### WHAT YOU WILL DO
Leave out the images; return the rest of the data exactly.

### DATA EXCERPTS

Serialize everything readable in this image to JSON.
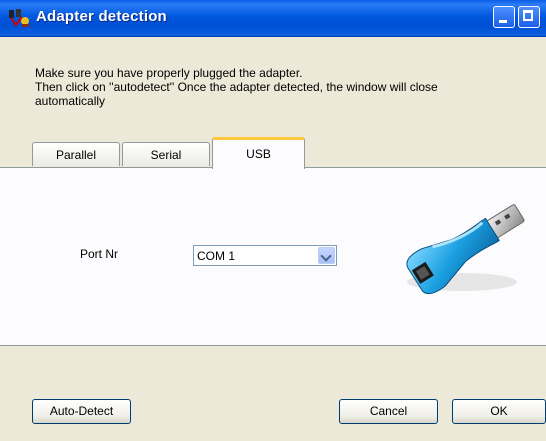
{
  "window": {
    "title": "Adapter detection"
  },
  "instructions": {
    "line1": "Make sure you have properly plugged the adapter.",
    "line2": "Then click on ''autodetect'' Once the adapter detected, the window will close",
    "line3": "automatically"
  },
  "tabs": [
    {
      "label": "Parallel",
      "selected": false
    },
    {
      "label": "Serial",
      "selected": false
    },
    {
      "label": "USB",
      "selected": true
    }
  ],
  "usb_panel": {
    "port_label": "Port Nr",
    "port_value": "COM 1"
  },
  "buttons": {
    "autodetect": "Auto-Detect",
    "cancel": "Cancel",
    "ok": "OK"
  },
  "colors": {
    "titlebar": "#0054e3",
    "accent_tab": "#ffc83c",
    "dialog_bg": "#ece9d8"
  },
  "icons": {
    "app": "adapter-plug-icon",
    "minimize": "minimize-icon",
    "maximize": "maximize-icon",
    "dropdown": "chevron-down-icon",
    "usb": "usb-adapter-image"
  }
}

### REPLY
Serialize everything readable in this image to JSON.
{
  "window": {
    "title": "Adapter detection"
  },
  "instructions": {
    "line1": "Make sure you have properly plugged the adapter.",
    "line2": "Then click on ''autodetect'' Once the adapter detected, the window will close",
    "line3": "automatically"
  },
  "tabs": [
    {
      "label": "Parallel",
      "selected": false
    },
    {
      "label": "Serial",
      "selected": false
    },
    {
      "label": "USB",
      "selected": true
    }
  ],
  "usb_panel": {
    "port_label": "Port Nr",
    "port_value": "COM 1"
  },
  "buttons": {
    "autodetect": "Auto-Detect",
    "cancel": "Cancel",
    "ok": "OK"
  },
  "colors": {
    "titlebar": "#0054e3",
    "accent_tab": "#ffc83c",
    "dialog_bg": "#ece9d8"
  },
  "icons": {
    "app": "adapter-plug-icon",
    "minimize": "minimize-icon",
    "maximize": "maximize-icon",
    "dropdown": "chevron-down-icon",
    "usb": "usb-adapter-image"
  }
}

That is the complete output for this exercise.